▶ [Entries supplied]:
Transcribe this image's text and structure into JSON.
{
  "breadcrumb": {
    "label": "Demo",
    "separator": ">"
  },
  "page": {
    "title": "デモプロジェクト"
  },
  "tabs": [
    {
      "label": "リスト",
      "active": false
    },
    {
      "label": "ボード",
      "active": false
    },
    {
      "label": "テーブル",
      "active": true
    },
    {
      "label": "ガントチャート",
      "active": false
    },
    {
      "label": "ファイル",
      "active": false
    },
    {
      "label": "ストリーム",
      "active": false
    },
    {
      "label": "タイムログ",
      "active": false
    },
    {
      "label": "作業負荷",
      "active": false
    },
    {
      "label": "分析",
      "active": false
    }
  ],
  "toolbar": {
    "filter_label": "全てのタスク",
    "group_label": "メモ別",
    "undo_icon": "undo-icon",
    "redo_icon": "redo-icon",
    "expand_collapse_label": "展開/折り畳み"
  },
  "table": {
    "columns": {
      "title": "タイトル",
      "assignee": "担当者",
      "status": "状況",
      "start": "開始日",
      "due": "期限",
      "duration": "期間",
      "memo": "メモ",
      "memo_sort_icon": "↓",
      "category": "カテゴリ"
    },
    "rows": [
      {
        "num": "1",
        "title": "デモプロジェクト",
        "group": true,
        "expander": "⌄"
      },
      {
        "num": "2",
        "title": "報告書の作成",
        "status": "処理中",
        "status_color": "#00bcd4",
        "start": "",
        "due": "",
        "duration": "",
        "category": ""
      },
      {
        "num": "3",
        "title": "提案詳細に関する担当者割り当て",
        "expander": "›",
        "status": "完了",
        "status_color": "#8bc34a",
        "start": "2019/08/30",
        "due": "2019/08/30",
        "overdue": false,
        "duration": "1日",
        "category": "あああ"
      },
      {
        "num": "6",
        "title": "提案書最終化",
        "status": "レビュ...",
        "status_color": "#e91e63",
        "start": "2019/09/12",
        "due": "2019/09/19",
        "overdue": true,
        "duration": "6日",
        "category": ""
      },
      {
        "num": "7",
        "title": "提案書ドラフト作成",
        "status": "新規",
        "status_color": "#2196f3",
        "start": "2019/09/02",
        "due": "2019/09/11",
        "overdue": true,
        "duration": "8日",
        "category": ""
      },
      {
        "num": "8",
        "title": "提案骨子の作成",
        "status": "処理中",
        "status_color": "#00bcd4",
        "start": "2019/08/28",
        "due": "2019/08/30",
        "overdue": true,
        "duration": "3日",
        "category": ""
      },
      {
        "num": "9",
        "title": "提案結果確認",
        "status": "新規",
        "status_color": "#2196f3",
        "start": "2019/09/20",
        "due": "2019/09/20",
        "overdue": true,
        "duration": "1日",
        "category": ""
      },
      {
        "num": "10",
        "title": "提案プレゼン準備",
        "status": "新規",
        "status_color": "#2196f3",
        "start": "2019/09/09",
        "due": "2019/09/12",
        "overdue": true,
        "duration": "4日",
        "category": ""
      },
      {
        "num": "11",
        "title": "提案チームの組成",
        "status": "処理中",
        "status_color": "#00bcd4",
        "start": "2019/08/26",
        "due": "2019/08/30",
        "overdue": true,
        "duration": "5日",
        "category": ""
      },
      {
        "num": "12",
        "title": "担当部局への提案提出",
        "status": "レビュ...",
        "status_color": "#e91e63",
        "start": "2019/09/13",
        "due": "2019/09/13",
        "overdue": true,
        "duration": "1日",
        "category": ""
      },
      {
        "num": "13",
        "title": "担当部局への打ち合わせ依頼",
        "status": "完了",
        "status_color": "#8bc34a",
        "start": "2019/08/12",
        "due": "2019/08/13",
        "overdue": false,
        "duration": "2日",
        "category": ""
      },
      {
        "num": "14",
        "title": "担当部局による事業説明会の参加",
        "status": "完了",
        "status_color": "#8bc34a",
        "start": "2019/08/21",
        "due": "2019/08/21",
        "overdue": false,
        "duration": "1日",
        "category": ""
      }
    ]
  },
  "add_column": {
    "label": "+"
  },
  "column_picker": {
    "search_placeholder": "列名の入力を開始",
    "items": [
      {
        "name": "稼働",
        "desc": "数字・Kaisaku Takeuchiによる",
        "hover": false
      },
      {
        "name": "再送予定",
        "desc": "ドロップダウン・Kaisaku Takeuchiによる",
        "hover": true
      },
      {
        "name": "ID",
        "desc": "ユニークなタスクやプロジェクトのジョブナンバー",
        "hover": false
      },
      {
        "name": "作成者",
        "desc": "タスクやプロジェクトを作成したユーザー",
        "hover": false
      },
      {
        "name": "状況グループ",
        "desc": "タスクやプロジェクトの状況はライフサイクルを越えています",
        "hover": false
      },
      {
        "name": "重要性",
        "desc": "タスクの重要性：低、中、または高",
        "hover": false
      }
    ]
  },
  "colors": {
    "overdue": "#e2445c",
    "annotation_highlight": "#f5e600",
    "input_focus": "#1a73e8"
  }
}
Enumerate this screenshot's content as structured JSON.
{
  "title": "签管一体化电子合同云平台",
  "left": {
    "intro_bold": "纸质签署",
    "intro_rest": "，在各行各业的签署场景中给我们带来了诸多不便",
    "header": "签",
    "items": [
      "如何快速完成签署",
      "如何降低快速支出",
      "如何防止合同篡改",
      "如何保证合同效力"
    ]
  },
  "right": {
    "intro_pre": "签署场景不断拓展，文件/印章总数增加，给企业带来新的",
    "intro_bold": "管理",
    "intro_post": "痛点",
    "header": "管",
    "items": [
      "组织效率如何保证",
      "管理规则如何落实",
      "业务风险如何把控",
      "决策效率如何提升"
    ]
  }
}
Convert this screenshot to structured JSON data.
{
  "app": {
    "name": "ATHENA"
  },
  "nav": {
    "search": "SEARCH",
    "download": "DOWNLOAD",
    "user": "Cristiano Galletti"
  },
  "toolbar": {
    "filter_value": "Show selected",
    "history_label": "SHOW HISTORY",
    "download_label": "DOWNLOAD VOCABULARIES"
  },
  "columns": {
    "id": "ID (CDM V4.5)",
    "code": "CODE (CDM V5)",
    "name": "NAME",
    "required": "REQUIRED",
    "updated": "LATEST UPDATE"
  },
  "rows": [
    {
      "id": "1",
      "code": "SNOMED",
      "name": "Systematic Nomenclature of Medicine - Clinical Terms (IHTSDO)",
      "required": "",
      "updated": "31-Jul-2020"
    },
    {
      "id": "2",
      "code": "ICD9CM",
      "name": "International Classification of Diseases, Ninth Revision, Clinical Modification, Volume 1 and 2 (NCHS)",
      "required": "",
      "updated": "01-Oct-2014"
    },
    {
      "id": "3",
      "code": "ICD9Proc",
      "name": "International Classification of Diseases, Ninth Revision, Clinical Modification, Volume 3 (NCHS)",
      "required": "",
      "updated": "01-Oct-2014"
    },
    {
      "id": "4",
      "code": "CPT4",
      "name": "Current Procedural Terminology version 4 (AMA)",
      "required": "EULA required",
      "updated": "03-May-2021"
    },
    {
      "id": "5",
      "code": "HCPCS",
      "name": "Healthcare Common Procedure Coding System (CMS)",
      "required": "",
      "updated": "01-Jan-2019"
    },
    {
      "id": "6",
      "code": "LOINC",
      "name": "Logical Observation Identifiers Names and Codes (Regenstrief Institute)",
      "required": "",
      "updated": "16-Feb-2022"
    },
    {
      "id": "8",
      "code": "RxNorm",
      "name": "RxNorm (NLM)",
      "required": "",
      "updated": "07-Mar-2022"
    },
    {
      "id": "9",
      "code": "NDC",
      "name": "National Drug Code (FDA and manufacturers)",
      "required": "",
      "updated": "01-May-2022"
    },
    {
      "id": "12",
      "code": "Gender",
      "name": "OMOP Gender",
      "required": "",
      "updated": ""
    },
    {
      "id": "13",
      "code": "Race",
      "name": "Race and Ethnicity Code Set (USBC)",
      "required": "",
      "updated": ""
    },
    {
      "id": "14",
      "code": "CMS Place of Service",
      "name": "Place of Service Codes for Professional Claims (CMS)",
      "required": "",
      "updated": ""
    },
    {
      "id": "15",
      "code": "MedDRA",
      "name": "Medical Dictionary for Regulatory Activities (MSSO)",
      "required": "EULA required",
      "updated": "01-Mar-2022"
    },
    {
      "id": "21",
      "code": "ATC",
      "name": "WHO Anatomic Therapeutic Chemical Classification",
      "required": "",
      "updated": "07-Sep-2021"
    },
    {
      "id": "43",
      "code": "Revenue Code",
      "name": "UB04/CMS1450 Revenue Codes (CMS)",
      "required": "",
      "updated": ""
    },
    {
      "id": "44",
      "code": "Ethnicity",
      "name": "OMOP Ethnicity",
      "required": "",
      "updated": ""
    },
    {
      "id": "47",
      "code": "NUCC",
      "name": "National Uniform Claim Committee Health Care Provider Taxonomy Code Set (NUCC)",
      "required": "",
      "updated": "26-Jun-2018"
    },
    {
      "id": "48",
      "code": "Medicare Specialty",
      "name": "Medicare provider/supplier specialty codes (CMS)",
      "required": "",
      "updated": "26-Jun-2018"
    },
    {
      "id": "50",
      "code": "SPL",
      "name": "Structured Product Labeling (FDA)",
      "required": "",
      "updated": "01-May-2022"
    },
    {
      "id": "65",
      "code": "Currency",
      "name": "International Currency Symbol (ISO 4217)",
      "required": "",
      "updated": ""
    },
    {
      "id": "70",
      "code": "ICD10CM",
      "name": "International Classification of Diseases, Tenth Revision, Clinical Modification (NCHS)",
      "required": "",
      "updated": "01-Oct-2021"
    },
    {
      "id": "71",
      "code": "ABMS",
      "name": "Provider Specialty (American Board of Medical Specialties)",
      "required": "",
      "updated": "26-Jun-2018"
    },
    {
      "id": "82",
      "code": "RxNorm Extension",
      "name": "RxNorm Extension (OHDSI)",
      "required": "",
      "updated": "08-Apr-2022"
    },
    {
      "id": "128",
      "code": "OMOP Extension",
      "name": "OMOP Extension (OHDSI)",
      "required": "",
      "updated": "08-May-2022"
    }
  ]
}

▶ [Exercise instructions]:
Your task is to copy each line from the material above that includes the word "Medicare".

▶ [Task output]:
      "code": "Medicare Specialty",
      "name": "Medicare provider/supplier specialty codes (CMS)",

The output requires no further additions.